As we navigate through life, one of the most important aspects to consider is our health. Access to quality health care is essential in maintaining our well-being and preventing illnesses. However, there are numerous barriers that can hinder our ability to obtain proper health care. In this article, we will discuss some of the most prevalent barriers and their impact on individuals and communities. By understanding these obstacles, we can work together to create a more inclusive and equitable health care system for all.
One of the most significant barriers to health care access is the high cost associated with medical services and treatments. For countless individuals and families, the expense of health care can be prohibitive, preventing them from seeking necessary care or causing substantial financial strain. This issue is further exacerbated by the rising cost of prescription medications, which can be unaffordable for many people, even with insurance coverage. The financial burden of health care not only affects individual patients but also contributes to the growing issue of health care inequality in our society.
Lack of adequate health insurance is another major barrier to accessing health care. The uninsured and underinsured often face limited options when seeking medical care, as they may not be able to afford out-of-pocket expenses for necessary treatments and services. This can result in delayed care, undiagnosed conditions, and poorer health outcomes overall. Additionally, the stress of being uninsured or underinsured can have a detrimental impact on an individual's mental health, further exacerbating existing health issues.
Geographic location plays a significant role in health care access, with individuals living in rural areas often facing greater barriers to obtaining care. These communities may have limited access to health care facilities and providers, as well as reduced availability of specialized services. Long travel distances to access care can be both time-consuming and costly, discouraging individuals from seeking necessary treatments. Furthermore, rural areas may lack reliable transportation options, further exacerbating the issue of access to care.

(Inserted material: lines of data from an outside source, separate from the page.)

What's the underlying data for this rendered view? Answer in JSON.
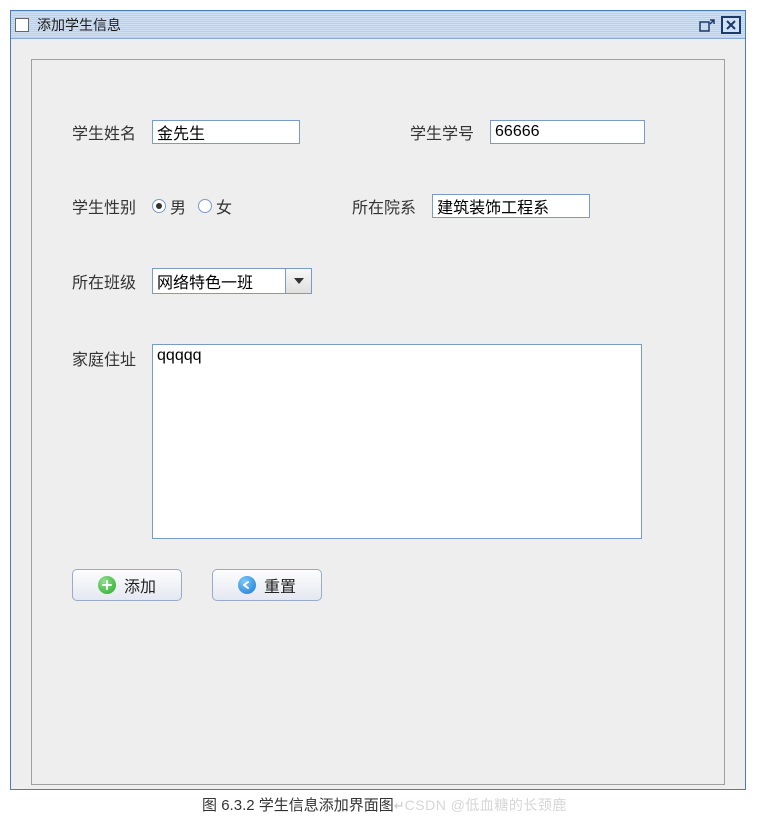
{
  "window": {
    "title": "添加学生信息"
  },
  "fields": {
    "name_label": "学生姓名",
    "name_value": "金先生",
    "id_label": "学生学号",
    "id_value": "66666",
    "gender_label": "学生性别",
    "gender_male": "男",
    "gender_female": "女",
    "gender_selected": "male",
    "dept_label": "所在院系",
    "dept_value": "建筑装饰工程系",
    "class_label": "所在班级",
    "class_value": "网络特色一班",
    "address_label": "家庭住址",
    "address_value": "qqqqq"
  },
  "buttons": {
    "add_label": "添加",
    "reset_label": "重置"
  },
  "caption": {
    "text": "图 6.3.2 学生信息添加界面图",
    "watermark": "CSDN @低血糖的长颈鹿"
  }
}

For many individuals, especially those from diverse cultural backgrounds or those who speak languages other than English, navigating the health care system can be a confusing and daunting process. Cultural and language barriers can make it difficult for patients to communicate effectively with their health care providers, leading to misunderstandings, misdiagnoses, and poor adherence to treatment plans. Additionally, these barriers can prevent individuals from seeking care in the first place due to concerns over discrimination or lack of understanding from providers.
Health literacy, or the ability to understand and utilize health information to make informed decisions about one's health, is a critical factor in accessing health care. Individuals with limited health literacy may struggle to comprehend medical information, navigate the health care system, and adhere to treatment plans. Lack of education about preventive measures and early detection of health issues can also impede access to care, as individuals may not recognize the need for timely medical attention.

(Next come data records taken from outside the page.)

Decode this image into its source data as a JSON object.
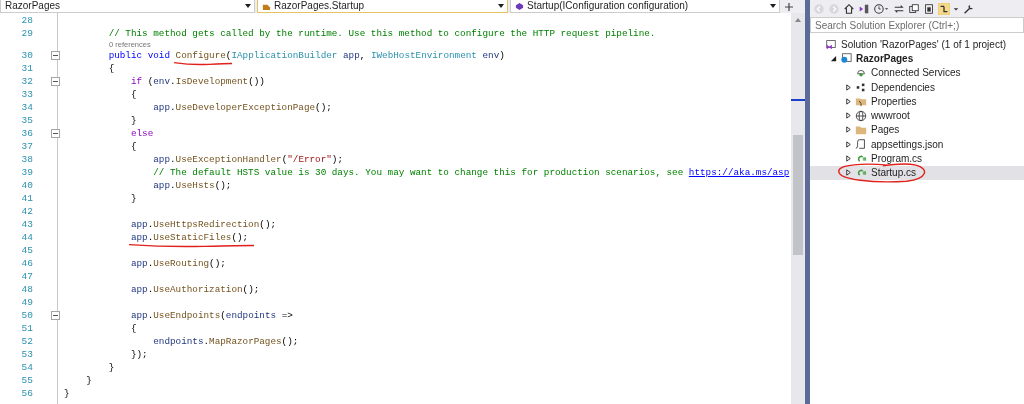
{
  "navigation_bar": [
    {
      "kind": "project",
      "text": "RazorPages"
    },
    {
      "kind": "class",
      "text": "RazorPages.Startup"
    },
    {
      "kind": "member",
      "text": "Startup(IConfiguration configuration)"
    }
  ],
  "code_lines": [
    {
      "kind": "code",
      "num": "28",
      "fold": false
    },
    {
      "kind": "code",
      "num": "29",
      "fold": false,
      "tokens": [
        {
          "kind": "comment",
          "text": "        // This method gets called by the runtime. Use this method to configure the HTTP request pipeline."
        }
      ]
    },
    {
      "kind": "codelens",
      "text": "0 references"
    },
    {
      "kind": "code",
      "num": "30",
      "fold": true,
      "tokens": [
        {
          "kind": "keyword",
          "text": "        public void "
        },
        {
          "kind": "annotated",
          "tokens": [
            {
              "kind": "method",
              "text": "Configure"
            }
          ]
        },
        {
          "kind": "plain",
          "text": "("
        },
        {
          "kind": "type",
          "text": "IApplicationBuilder"
        },
        {
          "kind": "param",
          "text": " app"
        },
        {
          "kind": "plain",
          "text": ", "
        },
        {
          "kind": "type",
          "text": "IWebHostEnvironment"
        },
        {
          "kind": "param",
          "text": " env"
        },
        {
          "kind": "plain",
          "text": ")"
        }
      ]
    },
    {
      "kind": "code",
      "num": "31",
      "fold": false,
      "tokens": [
        {
          "kind": "plain",
          "text": "        {"
        }
      ]
    },
    {
      "kind": "code",
      "num": "32",
      "fold": true,
      "tokens": [
        {
          "kind": "control",
          "text": "            if"
        },
        {
          "kind": "plain",
          "text": " ("
        },
        {
          "kind": "param",
          "text": "env"
        },
        {
          "kind": "plain",
          "text": "."
        },
        {
          "kind": "method",
          "text": "IsDevelopment"
        },
        {
          "kind": "plain",
          "text": "())"
        }
      ]
    },
    {
      "kind": "code",
      "num": "33",
      "fold": false,
      "tokens": [
        {
          "kind": "plain",
          "text": "            {"
        }
      ]
    },
    {
      "kind": "code",
      "num": "34",
      "fold": false,
      "tokens": [
        {
          "kind": "param",
          "text": "                app"
        },
        {
          "kind": "plain",
          "text": "."
        },
        {
          "kind": "method",
          "text": "UseDeveloperExceptionPage"
        },
        {
          "kind": "plain",
          "text": "();"
        }
      ]
    },
    {
      "kind": "code",
      "num": "35",
      "fold": false,
      "tokens": [
        {
          "kind": "plain",
          "text": "            }"
        }
      ]
    },
    {
      "kind": "code",
      "num": "36",
      "fold": true,
      "tokens": [
        {
          "kind": "control",
          "text": "            else"
        }
      ]
    },
    {
      "kind": "code",
      "num": "37",
      "fold": false,
      "tokens": [
        {
          "kind": "plain",
          "text": "            {"
        }
      ]
    },
    {
      "kind": "code",
      "num": "38",
      "fold": false,
      "tokens": [
        {
          "kind": "param",
          "text": "                app"
        },
        {
          "kind": "plain",
          "text": "."
        },
        {
          "kind": "method",
          "text": "UseExceptionHandler"
        },
        {
          "kind": "plain",
          "text": "("
        },
        {
          "kind": "string",
          "text": "\"/Error\""
        },
        {
          "kind": "plain",
          "text": ");"
        }
      ]
    },
    {
      "kind": "code",
      "num": "39",
      "fold": false,
      "tokens": [
        {
          "kind": "comment",
          "text": "                // The default HSTS value is 30 days. You may want to change this for production scenarios, see "
        },
        {
          "kind": "link",
          "text": "https://aka.ms/asp"
        }
      ]
    },
    {
      "kind": "code",
      "num": "40",
      "fold": false,
      "tokens": [
        {
          "kind": "param",
          "text": "                app"
        },
        {
          "kind": "plain",
          "text": "."
        },
        {
          "kind": "method",
          "text": "UseHsts"
        },
        {
          "kind": "plain",
          "text": "();"
        }
      ]
    },
    {
      "kind": "code",
      "num": "41",
      "fold": false,
      "tokens": [
        {
          "kind": "plain",
          "text": "            }"
        }
      ]
    },
    {
      "kind": "code",
      "num": "42",
      "fold": false
    },
    {
      "kind": "code",
      "num": "43",
      "fold": false,
      "tokens": [
        {
          "kind": "param",
          "text": "            app"
        },
        {
          "kind": "plain",
          "text": "."
        },
        {
          "kind": "method",
          "text": "UseHttpsRedirection"
        },
        {
          "kind": "plain",
          "text": "();"
        }
      ]
    },
    {
      "kind": "code",
      "num": "44",
      "fold": false,
      "tokens": [
        {
          "kind": "annotated",
          "tokens": [
            {
              "kind": "param",
              "text": "            app"
            },
            {
              "kind": "plain",
              "text": "."
            },
            {
              "kind": "method",
              "text": "UseStaticFiles"
            },
            {
              "kind": "plain",
              "text": "();"
            }
          ]
        }
      ]
    },
    {
      "kind": "code",
      "num": "45",
      "fold": false
    },
    {
      "kind": "code",
      "num": "46",
      "fold": false,
      "tokens": [
        {
          "kind": "param",
          "text": "            app"
        },
        {
          "kind": "plain",
          "text": "."
        },
        {
          "kind": "method",
          "text": "UseRouting"
        },
        {
          "kind": "plain",
          "text": "();"
        }
      ]
    },
    {
      "kind": "code",
      "num": "47",
      "fold": false
    },
    {
      "kind": "code",
      "num": "48",
      "fold": false,
      "tokens": [
        {
          "kind": "param",
          "text": "            app"
        },
        {
          "kind": "plain",
          "text": "."
        },
        {
          "kind": "method",
          "text": "UseAuthorization"
        },
        {
          "kind": "plain",
          "text": "();"
        }
      ]
    },
    {
      "kind": "code",
      "num": "49",
      "fold": false
    },
    {
      "kind": "code",
      "num": "50",
      "fold": true,
      "tokens": [
        {
          "kind": "param",
          "text": "            app"
        },
        {
          "kind": "plain",
          "text": "."
        },
        {
          "kind": "method",
          "text": "UseEndpoints"
        },
        {
          "kind": "plain",
          "text": "("
        },
        {
          "kind": "param",
          "text": "endpoints"
        },
        {
          "kind": "plain",
          "text": " =>"
        }
      ]
    },
    {
      "kind": "code",
      "num": "51",
      "fold": false,
      "tokens": [
        {
          "kind": "plain",
          "text": "            {"
        }
      ]
    },
    {
      "kind": "code",
      "num": "52",
      "fold": false,
      "tokens": [
        {
          "kind": "param",
          "text": "                endpoints"
        },
        {
          "kind": "plain",
          "text": "."
        },
        {
          "kind": "method",
          "text": "MapRazorPages"
        },
        {
          "kind": "plain",
          "text": "();"
        }
      ]
    },
    {
      "kind": "code",
      "num": "53",
      "fold": false,
      "tokens": [
        {
          "kind": "plain",
          "text": "            });"
        }
      ]
    },
    {
      "kind": "code",
      "num": "54",
      "fold": false,
      "tokens": [
        {
          "kind": "plain",
          "text": "        }"
        }
      ]
    },
    {
      "kind": "code",
      "num": "55",
      "fold": false,
      "tokens": [
        {
          "kind": "plain",
          "text": "    }"
        }
      ]
    },
    {
      "kind": "code",
      "num": "56",
      "fold": false,
      "tokens": [
        {
          "kind": "plain",
          "text": "}"
        }
      ]
    }
  ],
  "solution_explorer": {
    "search": {
      "placeholder": "Search Solution Explorer (Ctrl+;)"
    },
    "tree": [
      {
        "kind": "solution",
        "label": "Solution 'RazorPages' (1 of 1 project)",
        "selected": false,
        "circled": false,
        "children": [
          {
            "kind": "project",
            "label": "RazorPages",
            "expanded": true,
            "selected": false,
            "circled": false,
            "children": [
              {
                "kind": "service",
                "label": "Connected Services",
                "selected": false,
                "circled": false
              },
              {
                "kind": "dependencies",
                "label": "Dependencies",
                "expanded": false,
                "selected": false,
                "circled": false
              },
              {
                "kind": "properties",
                "label": "Properties",
                "expanded": false,
                "selected": false,
                "circled": false
              },
              {
                "kind": "web",
                "label": "wwwroot",
                "expanded": false,
                "selected": false,
                "circled": false
              },
              {
                "kind": "folder",
                "label": "Pages",
                "expanded": false,
                "selected": false,
                "circled": false
              },
              {
                "kind": "json",
                "label": "appsettings.json",
                "expanded": false,
                "selected": false,
                "circled": false
              },
              {
                "kind": "csharp",
                "label": "Program.cs",
                "expanded": false,
                "selected": false,
                "circled": false
              },
              {
                "kind": "csharp",
                "label": "Startup.cs",
                "expanded": false,
                "selected": true,
                "circled": true
              }
            ]
          }
        ]
      }
    ]
  }
}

Stigma surrounding certain health conditions and discrimination by health care providers can create substantial barriers to accessing care. Individuals living with mental health issues, HIV/AIDS, or other stigmatized conditions may be hesitant to seek care due to fear of judgment, rejection, or mistreatment. Discrimination based on race, gender, sexual orientation, or disability can also prevent individuals from obtaining necessary care, as they may feel unwelcome or unsafe in health care settings.
For many people, balancing work and family responsibilities can be a significant challenge, and these obligations can often interfere with the ability to access health care. Work schedules, lack of paid sick leave, or limited child care options may prevent individuals from attending medical appointments or seeking care when needed. The stress of managing these responsibilities can also have a negative impact on overall health, further highlighting the importance of accessible health care.

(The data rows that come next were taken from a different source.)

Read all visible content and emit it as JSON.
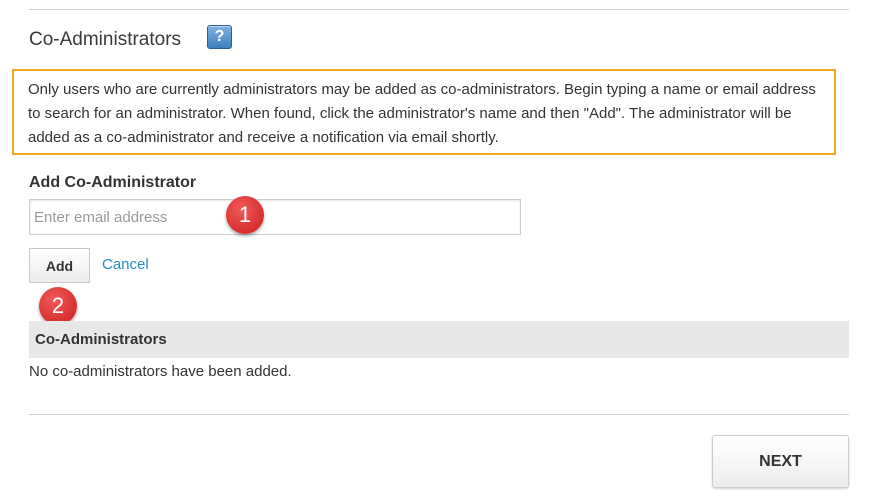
{
  "section": {
    "title": "Co-Administrators",
    "help_icon": "question-mark-icon",
    "help_glyph": "?"
  },
  "info": {
    "text": "Only users who are currently administrators may be added as co-administrators. Begin typing a name or email address to search for an administrator. When found, click the administrator's name and then \"Add\". The administrator will be added as a co-administrator and receive a notification via email shortly.",
    "border_color": "#f0a81e"
  },
  "form": {
    "label": "Add Co-Administrator",
    "email_placeholder": "Enter email address",
    "email_value": "",
    "add_label": "Add",
    "cancel_label": "Cancel"
  },
  "annotations": {
    "badge_1": "1",
    "badge_2": "2",
    "color": "#d62f2f"
  },
  "list": {
    "header": "Co-Administrators",
    "empty_message": "No co-administrators have been added."
  },
  "footer": {
    "next_label": "NEXT"
  },
  "colors": {
    "link": "#2b8cc4",
    "header_bg": "#e8e8e8"
  }
}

The complexity and fragmentation of the health care system can be a barrier to accessing consistent, coordinated care. Navigating multiple providers, specialists, and insurance requirements can be overwhelming and confusing for patients, leading to gaps in care and poor health outcomes. Continuity of care, or the ongoing relationship between a patient and their health care provider, is essential for effective management of chronic conditions and overall health.
As we have seen, there are numerous barriers that can hinder access to health care for individuals and communities. By recognizing and understanding these obstacles, we can work together to develop solutions that promote a more inclusive and equitable health care system. Through policy changes, increased funding, community outreach, and education, we can break down these barriers and ensure that everyone has the opportunity to access quality health care services.